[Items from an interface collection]

=-=-=

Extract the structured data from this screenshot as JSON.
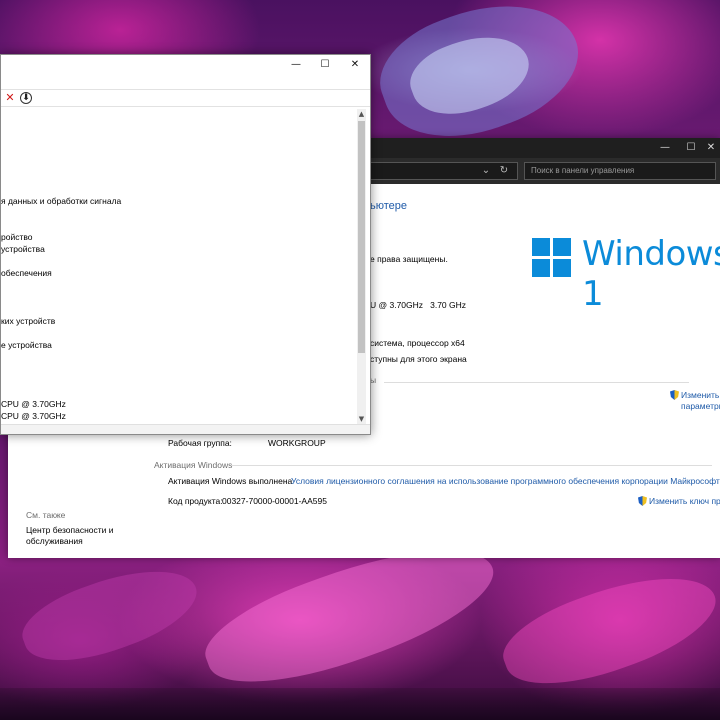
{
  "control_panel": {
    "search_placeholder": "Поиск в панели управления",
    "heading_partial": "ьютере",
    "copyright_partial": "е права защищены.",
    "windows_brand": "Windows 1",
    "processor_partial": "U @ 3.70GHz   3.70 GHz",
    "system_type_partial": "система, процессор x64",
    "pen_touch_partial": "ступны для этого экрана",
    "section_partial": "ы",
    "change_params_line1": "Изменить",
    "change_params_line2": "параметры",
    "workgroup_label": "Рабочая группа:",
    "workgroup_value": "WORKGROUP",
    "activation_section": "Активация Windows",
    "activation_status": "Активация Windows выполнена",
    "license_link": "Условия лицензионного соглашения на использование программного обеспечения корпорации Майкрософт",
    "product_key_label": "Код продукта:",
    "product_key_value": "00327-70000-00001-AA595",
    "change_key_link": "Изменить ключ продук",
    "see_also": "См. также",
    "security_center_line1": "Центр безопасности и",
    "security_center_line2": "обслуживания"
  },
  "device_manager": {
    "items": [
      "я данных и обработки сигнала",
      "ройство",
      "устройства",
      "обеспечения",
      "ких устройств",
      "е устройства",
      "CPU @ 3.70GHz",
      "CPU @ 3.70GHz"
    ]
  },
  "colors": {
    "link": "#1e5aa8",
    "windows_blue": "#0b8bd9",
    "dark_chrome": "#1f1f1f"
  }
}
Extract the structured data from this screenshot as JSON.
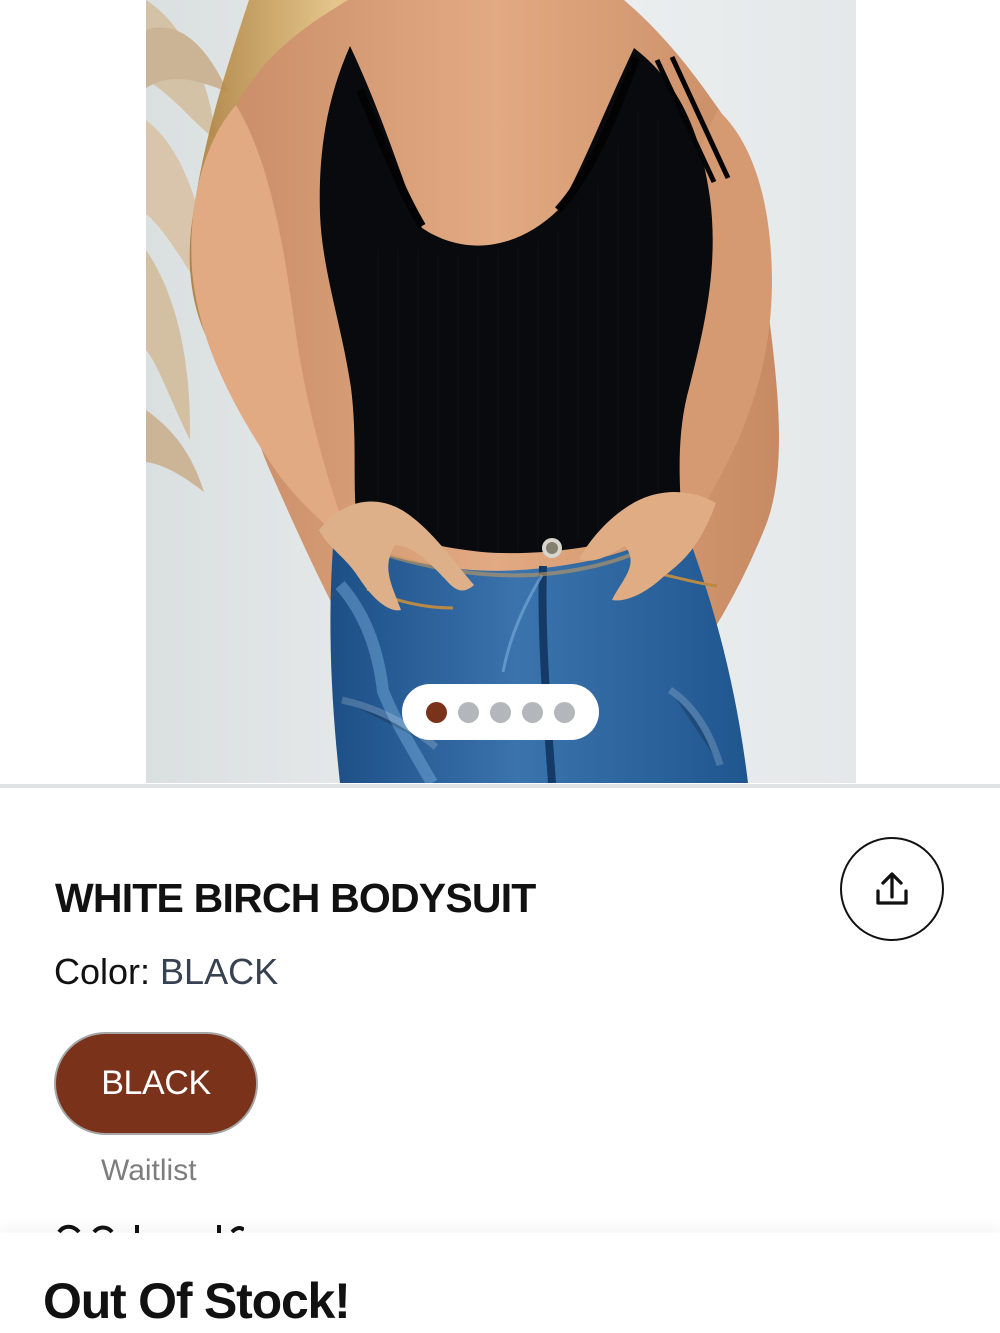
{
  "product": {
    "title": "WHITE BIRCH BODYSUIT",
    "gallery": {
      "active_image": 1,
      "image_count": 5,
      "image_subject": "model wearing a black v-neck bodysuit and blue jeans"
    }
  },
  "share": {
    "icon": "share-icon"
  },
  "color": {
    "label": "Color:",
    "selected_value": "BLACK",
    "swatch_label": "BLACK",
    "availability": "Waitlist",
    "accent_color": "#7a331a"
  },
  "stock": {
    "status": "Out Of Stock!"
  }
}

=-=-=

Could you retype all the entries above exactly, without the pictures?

[Answer to the exercise]:
Extract the structured data from this screenshot as JSON.
{
  "control_panel": {
    "search_placeholder": "Поиск в панели управления",
    "heading_partial": "ьютере",
    "copyright_partial": "е права защищены.",
    "windows_brand": "Windows 1",
    "processor_partial": "U @ 3.70GHz   3.70 GHz",
    "system_type_partial": "система, процессор x64",
    "pen_touch_partial": "ступны для этого экрана",
    "section_partial": "ы",
    "change_params_line1": "Изменить",
    "change_params_line2": "параметры",
    "workgroup_label": "Рабочая группа:",
    "workgroup_value": "WORKGROUP",
    "activation_section": "Активация Windows",
    "activation_status": "Активация Windows выполнена",
    "license_link": "Условия лицензионного соглашения на использование программного обеспечения корпорации Майкрософт",
    "product_key_label": "Код продукта:",
    "product_key_value": "00327-70000-00001-AA595",
    "change_key_link": "Изменить ключ продук",
    "see_also": "См. также",
    "security_center_line1": "Центр безопасности и",
    "security_center_line2": "обслуживания"
  },
  "device_manager": {
    "items": [
      "я данных и обработки сигнала",
      "ройство",
      "устройства",
      "обеспечения",
      "ких устройств",
      "е устройства",
      "CPU @ 3.70GHz",
      "CPU @ 3.70GHz"
    ]
  },
  "colors": {
    "link": "#1e5aa8",
    "windows_blue": "#0b8bd9",
    "dark_chrome": "#1f1f1f"
  }
}
Extract the structured data from this screenshot as JSON.
{
  "product": {
    "title": "WHITE BIRCH BODYSUIT",
    "gallery": {
      "active_image": 1,
      "image_count": 5,
      "image_subject": "model wearing a black v-neck bodysuit and blue jeans"
    }
  },
  "share": {
    "icon": "share-icon"
  },
  "color": {
    "label": "Color:",
    "selected_value": "BLACK",
    "swatch_label": "BLACK",
    "availability": "Waitlist",
    "accent_color": "#7a331a"
  },
  "stock": {
    "status": "Out Of Stock!"
  }
}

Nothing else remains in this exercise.